To see if a coach is the right fit, it pays to check out their social media, their website, and their YouTube channel, if they have one, says Concepcion. “Poke around and see how they communicate—is their style a match for yours? Do the due diligence of reading if they write blog posts. You really have to dive in and see who this person is, what do they really know, and what can they help with.”

Take advantage of the discovery calls

Many coaches offer free discovery calls, whether they’re 15 minutes long or 90, says Floyd, who offers hour-long discovery calls so clients can explore what her practice is like. “At the beginning, I’m asking them some questions about themselves, but I’m also trying to get a sense of who they are. What are they looking for from coaching? At the end of my discovery calls, I’ll give them a taste of what the coaching experience would feel like with me,” she explains.

“It’s like an appetizer, right? If that was good, you’re really going to love the main course,” says Floyd. But don’t feel pressured to sign on with the coach at the end of the conversation. “I find that by the end of the call, people know if they’re in or not. You’ll know if you could relate to this person.”

Ask the right questions

It’s important to feel that your coach has experience working with couples (or singles) like you. So ask potential candidates what inspired them to become coaches, Concepcion suggests. “Because you really want to hire somebody who’s been through some stuff, preferably the stuff that you’re going to be coached on by them.”

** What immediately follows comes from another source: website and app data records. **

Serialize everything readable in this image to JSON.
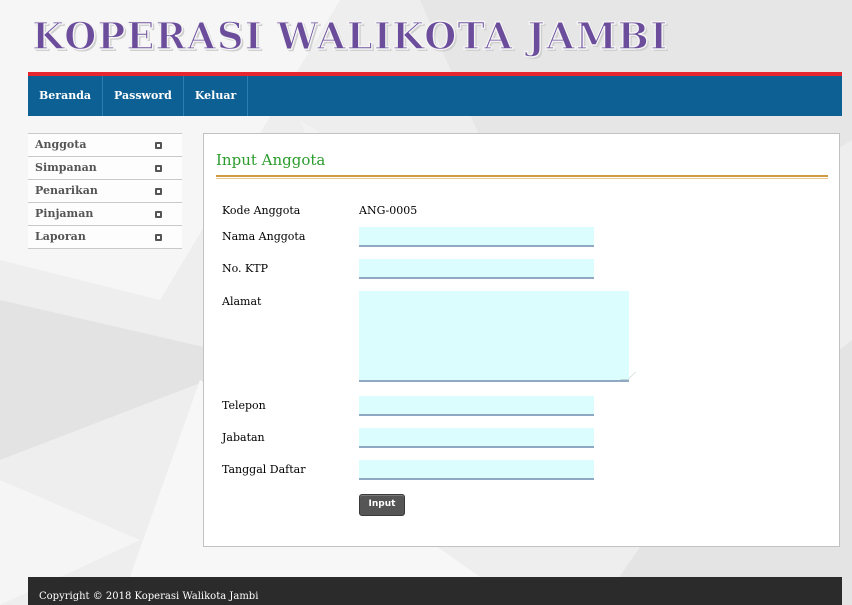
{
  "site": {
    "title": "KOPERASI WALIKOTA JAMBI",
    "title_color": "#6b4d9c"
  },
  "navbar": {
    "background_color": "#0d6094",
    "accent_color": "#e5262e",
    "items": [
      {
        "label": "Beranda"
      },
      {
        "label": "Password"
      },
      {
        "label": "Keluar"
      }
    ]
  },
  "sidebar": {
    "items": [
      {
        "label": "Anggota",
        "icon": "square-bullet-icon"
      },
      {
        "label": "Simpanan",
        "icon": "square-bullet-icon"
      },
      {
        "label": "Penarikan",
        "icon": "square-bullet-icon"
      },
      {
        "label": "Pinjaman",
        "icon": "square-bullet-icon"
      },
      {
        "label": "Laporan",
        "icon": "square-bullet-icon"
      }
    ]
  },
  "form": {
    "title": "Input Anggota",
    "title_color": "#2c9c2c",
    "input_background": "#dcfdfd",
    "kode_label": "Kode Anggota",
    "kode_value": "ANG-0005",
    "nama_label": "Nama Anggota",
    "nama_value": "",
    "ktp_label": "No. KTP",
    "ktp_value": "",
    "alamat_label": "Alamat",
    "alamat_value": "",
    "telepon_label": "Telepon",
    "telepon_value": "",
    "jabatan_label": "Jabatan",
    "jabatan_value": "",
    "tanggal_label": "Tanggal Daftar",
    "tanggal_value": "",
    "submit_label": "Input"
  },
  "footer": {
    "text": "Copyright © 2018 Koperasi Walikota Jambi",
    "background_color": "#2b2b2b"
  }
}
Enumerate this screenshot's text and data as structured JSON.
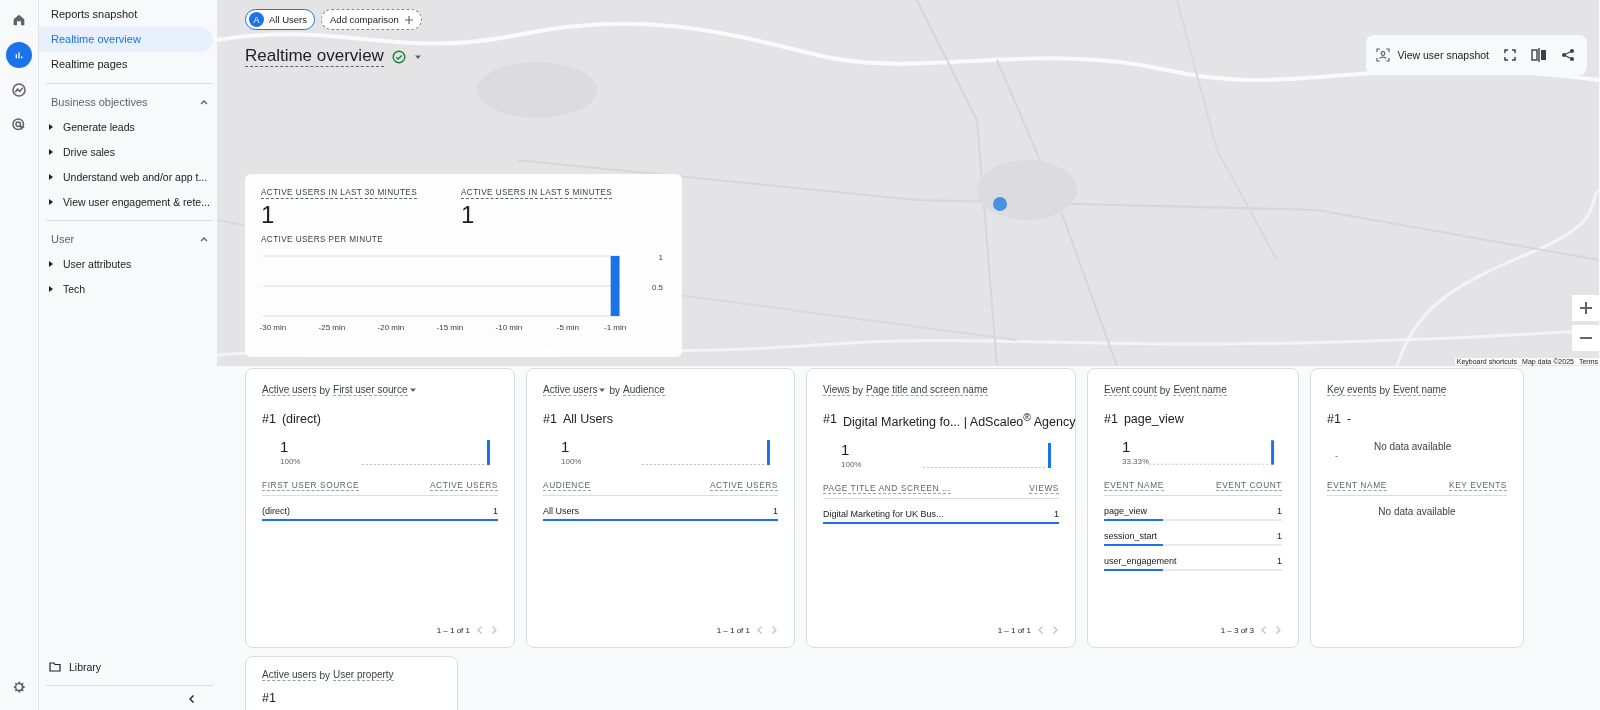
{
  "nav_rail": {
    "items": [
      {
        "kind": "home",
        "selected": false
      },
      {
        "kind": "reports",
        "selected": true
      },
      {
        "kind": "explore",
        "selected": false
      },
      {
        "kind": "advertising",
        "selected": false
      }
    ]
  },
  "sidebar": {
    "items": [
      {
        "label": "Reports snapshot",
        "selected": false
      },
      {
        "label": "Realtime overview",
        "selected": true
      },
      {
        "label": "Realtime pages",
        "selected": false
      }
    ],
    "sections": [
      {
        "title": "Business objectives",
        "expanded": true,
        "items": [
          {
            "label": "Generate leads",
            "expanded": false
          },
          {
            "label": "Drive sales",
            "expanded": false
          },
          {
            "label": "Understand web and/or app t...",
            "expanded": false
          },
          {
            "label": "View user engagement & rete...",
            "expanded": false
          }
        ]
      },
      {
        "title": "User",
        "expanded": true,
        "items": [
          {
            "label": "User attributes",
            "expanded": false
          },
          {
            "label": "Tech",
            "expanded": false
          }
        ]
      }
    ],
    "library": "Library"
  },
  "map": {
    "chips": [
      {
        "kind": "segment",
        "badge": "A",
        "label": "All Users"
      },
      {
        "kind": "add",
        "label": "Add comparison"
      }
    ],
    "title": "Realtime overview",
    "verified": true,
    "snapshot_button": "View user snapshot",
    "attribution": [
      "Keyboard shortcuts",
      "Map data ©2025",
      "Terms"
    ]
  },
  "realtime": {
    "stats": [
      {
        "label": "ACTIVE USERS IN LAST 30 MINUTES",
        "value": "1"
      },
      {
        "label": "ACTIVE USERS IN LAST 5 MINUTES",
        "value": "1"
      }
    ],
    "chart_title": "ACTIVE USERS PER MINUTE",
    "chart_data": {
      "type": "bar",
      "x": [
        -1
      ],
      "values": [
        1
      ],
      "xlim": [
        -30.5,
        -0.5
      ],
      "ylim": [
        0,
        1
      ],
      "xticks": [
        {
          "value": -30,
          "label": "-30 min"
        },
        {
          "value": -25,
          "label": "-25 min"
        },
        {
          "value": -20,
          "label": "-20 min"
        },
        {
          "value": -15,
          "label": "-15 min"
        },
        {
          "value": -10,
          "label": "-10 min"
        },
        {
          "value": -5,
          "label": "-5 min"
        },
        {
          "value": -1,
          "label": "-1 min"
        }
      ],
      "yticks": [
        {
          "value": 0.5,
          "label": "0.5"
        },
        {
          "value": 1,
          "label": "1"
        }
      ]
    }
  },
  "cards": [
    {
      "kind": "table",
      "title": {
        "metric": "Active users",
        "connector": "by",
        "dimension": "First user source",
        "metric_dropdown": false,
        "dimension_dropdown": true
      },
      "headline": {
        "rank": "#1",
        "name": "(direct)"
      },
      "value": "1",
      "share": "100%",
      "columns": [
        "FIRST USER SOURCE",
        "ACTIVE USERS"
      ],
      "rows": [
        {
          "label": "(direct)",
          "value": "1",
          "level": 1
        }
      ],
      "pagination": "1 – 1 of 1"
    },
    {
      "kind": "table",
      "title": {
        "metric": "Active users",
        "connector": "by",
        "dimension": "Audience",
        "metric_dropdown": true,
        "dimension_dropdown": false
      },
      "headline": {
        "rank": "#1",
        "name": "All Users"
      },
      "value": "1",
      "share": "100%",
      "columns": [
        "AUDIENCE",
        "ACTIVE USERS"
      ],
      "rows": [
        {
          "label": "All Users",
          "value": "1",
          "level": 1
        }
      ],
      "pagination": "1 – 1 of 1"
    },
    {
      "kind": "table",
      "title": {
        "metric": "Views",
        "connector": "by",
        "dimension": "Page title and screen name",
        "metric_dropdown": false,
        "dimension_dropdown": false
      },
      "headline": {
        "rank": "#1",
        "name": "Digital Marketing fo... | AdScaleo$^{®}$ Agency"
      },
      "value": "1",
      "share": "100%",
      "columns": [
        "PAGE TITLE AND SCREEN ...",
        "VIEWS"
      ],
      "rows": [
        {
          "label": "Digital Marketing for UK Bus...",
          "value": "1",
          "level": 1
        }
      ],
      "pagination": "1 – 1 of 1"
    },
    {
      "kind": "table",
      "title": {
        "metric": "Event count",
        "connector": "by",
        "dimension": "Event name",
        "metric_dropdown": false,
        "dimension_dropdown": false
      },
      "headline": {
        "rank": "#1",
        "name": "page_view"
      },
      "value": "1",
      "share": "33.33%",
      "columns": [
        "EVENT NAME",
        "EVENT COUNT"
      ],
      "rows": [
        {
          "label": "page_view",
          "value": "1",
          "level": 0.3333
        },
        {
          "label": "session_start",
          "value": "1",
          "level": 0.3333
        },
        {
          "label": "user_engagement",
          "value": "1",
          "level": 0.3333
        }
      ],
      "pagination": "1 – 3 of 3"
    },
    {
      "kind": "empty",
      "title": {
        "metric": "Key events",
        "connector": "by",
        "dimension": "Event name",
        "metric_dropdown": false,
        "dimension_dropdown": false
      },
      "headline": {
        "rank": "#1",
        "name": "-"
      },
      "value": "-",
      "message": "No data available",
      "columns": [
        "EVENT NAME",
        "KEY EVENTS"
      ],
      "table_message": "No data available"
    }
  ],
  "more_cards": [
    {
      "title": {
        "metric": "Active users",
        "connector": "by",
        "dimension": "User property"
      },
      "headline": {
        "rank": "#1"
      }
    }
  ]
}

She also advises asking what the process is like. “You want to be really clear on the level of commitment required, the likelihood of a result, and what is involved,” she explains. So ask what kind of time you’ll need to invest in this program—how many hours outside the weekly sessions will you have to spend reading or doing other types of homework.

Ask about the coach’s other programs

Coaching isn’t cheap, so if the coach’s fee floors you, ask about other types of sessions, suggests Concepcion. Lyon has group classes, which are less expensive. “In group programs, you might not get as much individual attention, but you can still get some good information and help towards your relationship goals,” she says. “And usually those are more structured, too.” Concepcion has done three 90-minute intensive sessions instead of her 12-week program for couples or individuals.

“Aside from training, education, experience, and approach, be sure to remember that good results often also require a good fit between client and coach,” says Cilona. So take the time to look for someone you both click with—and then put in the work to make your relationship blossom.

Sources

Linda Rodgers
Linda Rodgers is a former magazine and digital editor who's worked at a variety of magazines and websites, including Marie Claire, Parenting, FirstforWomen.com and Scholastic Parent and Child. She specializes in health, fitness, and nutrition, and her articles have appeared in Shape Magazine, Everyday Health, and HealthCentral, among others. When she's not writing about health, she's writing about pets and lifestyle topics, including travel.